In Southern Africa, excessive rains from January to March have caused serious flooding damaging infrastructure and thousands of hectares of standing crops in Zambia, Mozambique and Madagascar. A UN Consolidated Appeal to help the affected population and to resettle farming has been launched for Mozambique and Madagascar and one is being prepared for Zambia. In Zimbabwe, the Minister of Agriculture has officially declared a drought situation in the country and food shortages are anticipated for millions of vulnerable people struggling under the deepening economic crisis. In Lesotho and Swaziland, anticipated poor cereal harvests again in 2007 preclude an improvement in the food security of these countries. In Madagascar, the food security situation has worsened in southern parts because of drought last season and dry weather and severe floods in parts this season. In the Great Lakes region, the continuing civil strife in the Democratic Republic of the Congo, has affected large numbers of people who need food assistance. Food aid is also needed in Burundi following the reduced 2006 total food crops harvest, combined with resettlement of returnees and IDPs.

In Far East Asia, in Timor-Leste, where the current crops are significantly affected by unfavourable weather conditions and locusts, an estimated 100 000 IDPs are in need of food assistance. A tight food supply situation in Nepal continues as a result of a sharp decline in 2006 main crop production. In the Democratic People's Republic of Korea, despite an upward revision to the official estimate of 2006 cereal production, the Government has announced a deficit of 1 million tonnes of cereals, and the food security situation of millions of people remains a serious concern. In Sri Lanka, conflict, displacement and localized flooding continue to affect large numbers of people. In the Near East, in Iraq, conflict and insecurity continue to affect the lives of a large number of people, triggering a large scale displacement. In the Asian CIS, a large number of people in Armenia have been rendered food insecure as a result of drought-reduced harvests last year.

In Central America, assistance continues to be required in Haiti, due to long-term problems of insecurity and economic crisis.
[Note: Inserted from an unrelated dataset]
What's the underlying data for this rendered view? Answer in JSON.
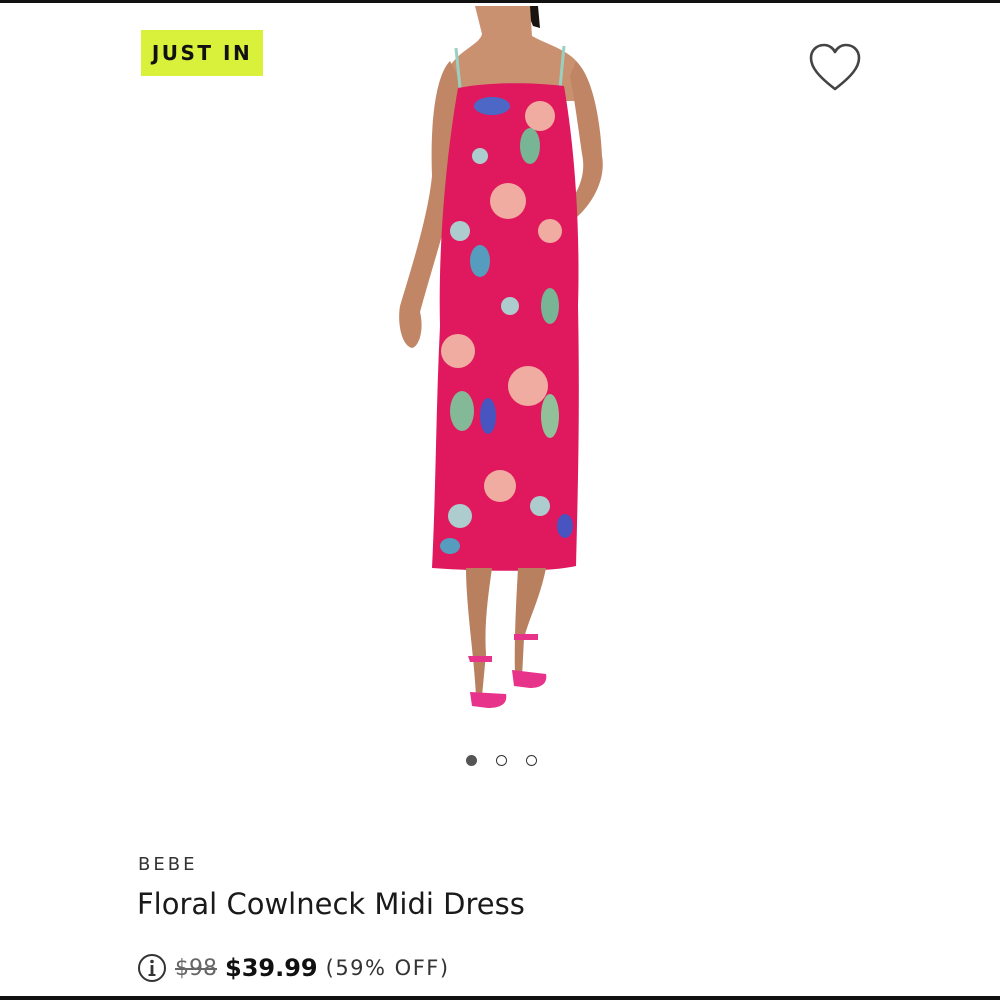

In South America, adverse weather conditions (floods in the lowlands and drought and frost in the highlands) have affected Bolivia's agricultural and livestock sectors, threatening the food security of the most vulnerable communities.